Texas cops said ebola infected meth, using wizard level trolling on Facebook to trick methamphetamine users into believing that their speed might be tainted, and to visit the small town police department for drug testing.
Granite Shoals Police Department issued the fake news report in their town of 5,000 just an hour northwest of the Texas capitol of Austin.
While most people weren’t fooled, one clueless citizen managed to make their way into the police station with their stash, and the Texas cops say that booking photos are coming soon.
And they really did test the meth for purity.
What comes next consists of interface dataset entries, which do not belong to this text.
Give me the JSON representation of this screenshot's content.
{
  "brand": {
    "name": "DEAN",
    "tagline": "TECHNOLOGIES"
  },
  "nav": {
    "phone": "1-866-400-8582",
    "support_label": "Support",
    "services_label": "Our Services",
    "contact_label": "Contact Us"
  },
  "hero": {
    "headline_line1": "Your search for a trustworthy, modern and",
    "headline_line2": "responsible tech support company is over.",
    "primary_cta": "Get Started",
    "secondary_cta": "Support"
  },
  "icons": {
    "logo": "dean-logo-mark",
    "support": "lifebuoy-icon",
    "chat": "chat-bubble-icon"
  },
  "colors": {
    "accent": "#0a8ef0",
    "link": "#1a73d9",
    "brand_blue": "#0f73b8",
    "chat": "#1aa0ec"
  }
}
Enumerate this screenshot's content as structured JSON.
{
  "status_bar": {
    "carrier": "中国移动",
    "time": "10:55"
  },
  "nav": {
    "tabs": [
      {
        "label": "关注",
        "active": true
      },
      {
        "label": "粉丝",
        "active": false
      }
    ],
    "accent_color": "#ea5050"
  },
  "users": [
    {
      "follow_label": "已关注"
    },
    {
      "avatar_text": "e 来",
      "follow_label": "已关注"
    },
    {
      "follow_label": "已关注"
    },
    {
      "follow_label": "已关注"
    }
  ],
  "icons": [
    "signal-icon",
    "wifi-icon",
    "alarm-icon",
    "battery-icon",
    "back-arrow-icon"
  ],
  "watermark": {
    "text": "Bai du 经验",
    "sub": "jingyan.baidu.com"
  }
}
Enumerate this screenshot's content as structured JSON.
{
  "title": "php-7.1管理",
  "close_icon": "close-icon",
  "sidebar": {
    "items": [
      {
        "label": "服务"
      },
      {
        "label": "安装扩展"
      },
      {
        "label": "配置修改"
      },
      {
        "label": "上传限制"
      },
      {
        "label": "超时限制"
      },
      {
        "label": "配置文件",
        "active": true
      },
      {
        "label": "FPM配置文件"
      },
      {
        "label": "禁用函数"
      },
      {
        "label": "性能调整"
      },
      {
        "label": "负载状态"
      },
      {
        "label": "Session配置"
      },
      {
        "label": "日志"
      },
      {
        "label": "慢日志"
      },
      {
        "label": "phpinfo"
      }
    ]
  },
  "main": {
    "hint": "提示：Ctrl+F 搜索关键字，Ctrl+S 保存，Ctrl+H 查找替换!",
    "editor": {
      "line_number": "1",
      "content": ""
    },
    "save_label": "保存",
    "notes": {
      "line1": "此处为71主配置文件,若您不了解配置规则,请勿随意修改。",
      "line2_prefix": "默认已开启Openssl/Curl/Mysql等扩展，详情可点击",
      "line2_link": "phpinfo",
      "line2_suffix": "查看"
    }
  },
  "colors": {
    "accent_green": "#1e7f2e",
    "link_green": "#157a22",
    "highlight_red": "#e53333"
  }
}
Poor Chastity Hopson, who’d racked up an extensive police record in Granite Shoals from 2008 to 2013 but none since, took the bait, and got booked for possession charges.
She’s pictured in the cover image, and at right.
Breaking News: Area Meth and Heroin Supply Possibly Contaminated With Ebola.
Meth and Heroin recently brought in to Central Texas as well as the ingredients used to make it could be contaminated with the life threatening disease Ebola. If you have recently purchased meth or heroin in Central Texas, please take it to the local police or sheriff department so it can be screened with a special device. DO NOT use it until it has been properly checked for possible Ebola contamination! Contact any Granite Shoals PD officer for testing. Please share in hopes we get this information to anyone who has any contaminated meth or heroin that needs tested.
Of course, the internet being the internet, people are sharing the fake idea of ebola-meth all over the place.
This morning, we had our first concerned citizen notify the Granite Shoals Police Department that they believed their methamphetamine may be tainted. Our officers gladly took the item for further testing. Results and booking photos are pending.
Please continue to report any possibly tainted methamphetamine or other narcotics to the Granite Shoals Police Department. Public health and safety continue to remain our #1 priority. #notkidding
Police departments around the country must be in stitches just waiting for their local methamphetamine addicts to bring their incriminating contra-band in for testing.
Unfortunately, what is a funny prank, may ultimately backfire as it could erode people’s trust in government alerts about public health.
So if you see your friends breaking news about methamphetamine contaminated with ebola, you can tell them that it’s a hoax, and if they’re Breaking Bad to stay home.
Because it’s a clever, but serious police trap.